Queen Elizabeth Theatre, Feb. 18, at 8 p.m.
Hive 3 Twelve small theatre companies in one huge space create an evening of intimate, experimental entertainment featuring 12 different performance pieces for tiny audiences (sometimes as small as one or two members) in continuous rotation, with a central lounge for the audience to congregate and interact in. Participating companies include Boca del Lupo, Electric Company, Rumble Productions and Theatre Replacement . Judging by past Hive works, it will be so innovative, so dynamic, so much fun that you'll probably want to return for a second go-round.
The Centre for Digital Media, March 11 to March 20, 7 p.m. - "till late."
Nixon in China
Dubbed the first "CNN opera," Nixon in China has its Canadian premiere with what promises to be a spectacular new production. The opera recounts the historic 1972 trip to communist China of then U.S. president Richard Nixon (Robert Orth) and his national security adviser Henry Kissinger (Thomas Hammons), with choreography by Wen Wei Wang. Watch for spectacular sets, including a full-scale Air Force One - nose, front and wing - in the opening scene. Vancouver Opera has programmed a number of events around the opera, including talks by author Margaret MacMillan and former U.S. diplomat John Negroponte.
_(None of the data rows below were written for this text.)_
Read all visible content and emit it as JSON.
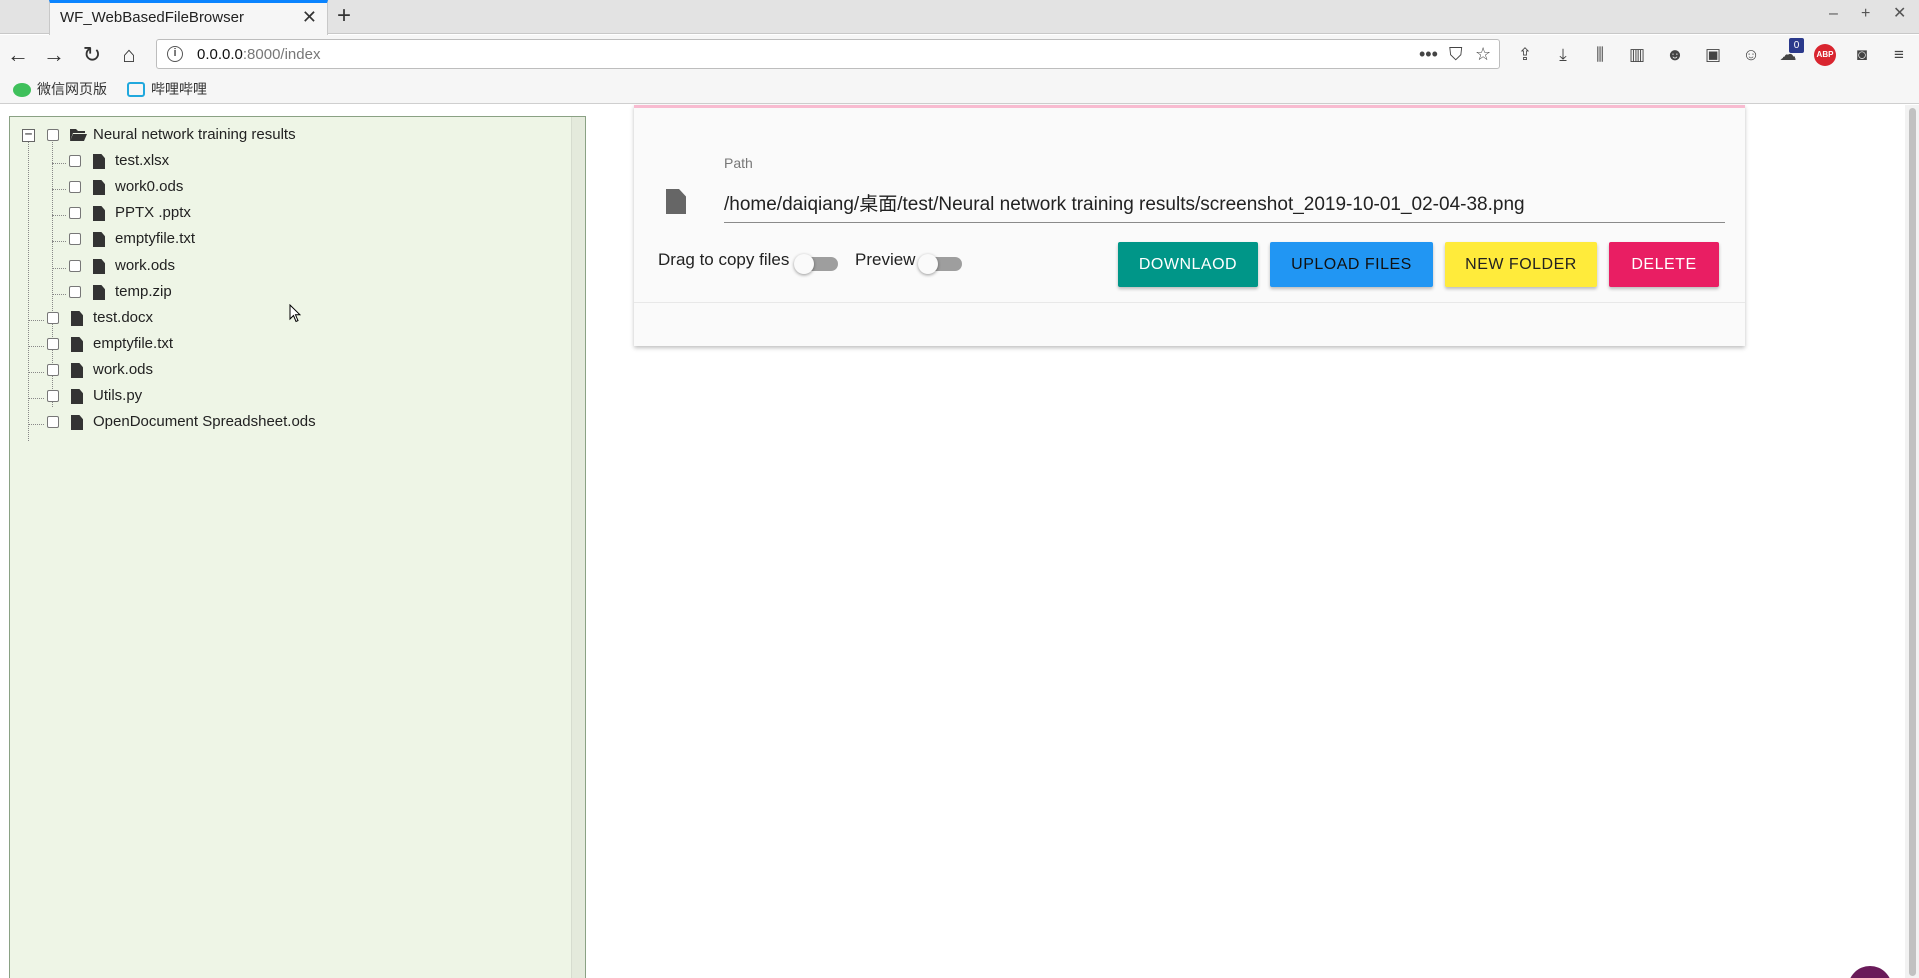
{
  "browser": {
    "tab_title": "WF_WebBasedFileBrowser",
    "url_host": "0.0.0.0",
    "url_path": ":8000/index",
    "badge_count": "0",
    "abp_label": "ABP",
    "bookmarks": [
      {
        "label": "微信网页版"
      },
      {
        "label": "哔哩哔哩"
      }
    ]
  },
  "tree": {
    "root": {
      "label": "Neural network training results"
    },
    "children": [
      {
        "label": "test.xlsx"
      },
      {
        "label": "work0.ods"
      },
      {
        "label": "PPTX .pptx"
      },
      {
        "label": "emptyfile.txt"
      },
      {
        "label": "work.ods"
      },
      {
        "label": "temp.zip"
      }
    ],
    "siblings": [
      {
        "label": "test.docx"
      },
      {
        "label": "emptyfile.txt"
      },
      {
        "label": "work.ods"
      },
      {
        "label": "Utils.py"
      },
      {
        "label": "OpenDocument Spreadsheet.ods"
      }
    ]
  },
  "panel": {
    "path_label": "Path",
    "path_value": "/home/daiqiang/桌面/test/Neural network training results/screenshot_2019-10-01_02-04-38.png",
    "drag_label": "Drag to copy files",
    "preview_label": "Preview",
    "buttons": {
      "download": "DOWNLAOD",
      "upload": "UPLOAD FILES",
      "new_folder": "NEW FOLDER",
      "delete": "DELETE"
    },
    "colors": {
      "download": "#009688",
      "upload": "#2196f3",
      "new_folder": "#ffeb3b",
      "delete": "#e91e63"
    }
  }
}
Queen Elizabeth Theatre, March 13 to 20 at 7:30 p.m.
The Cultural Olympiad runs from Jan. 22 to March 21.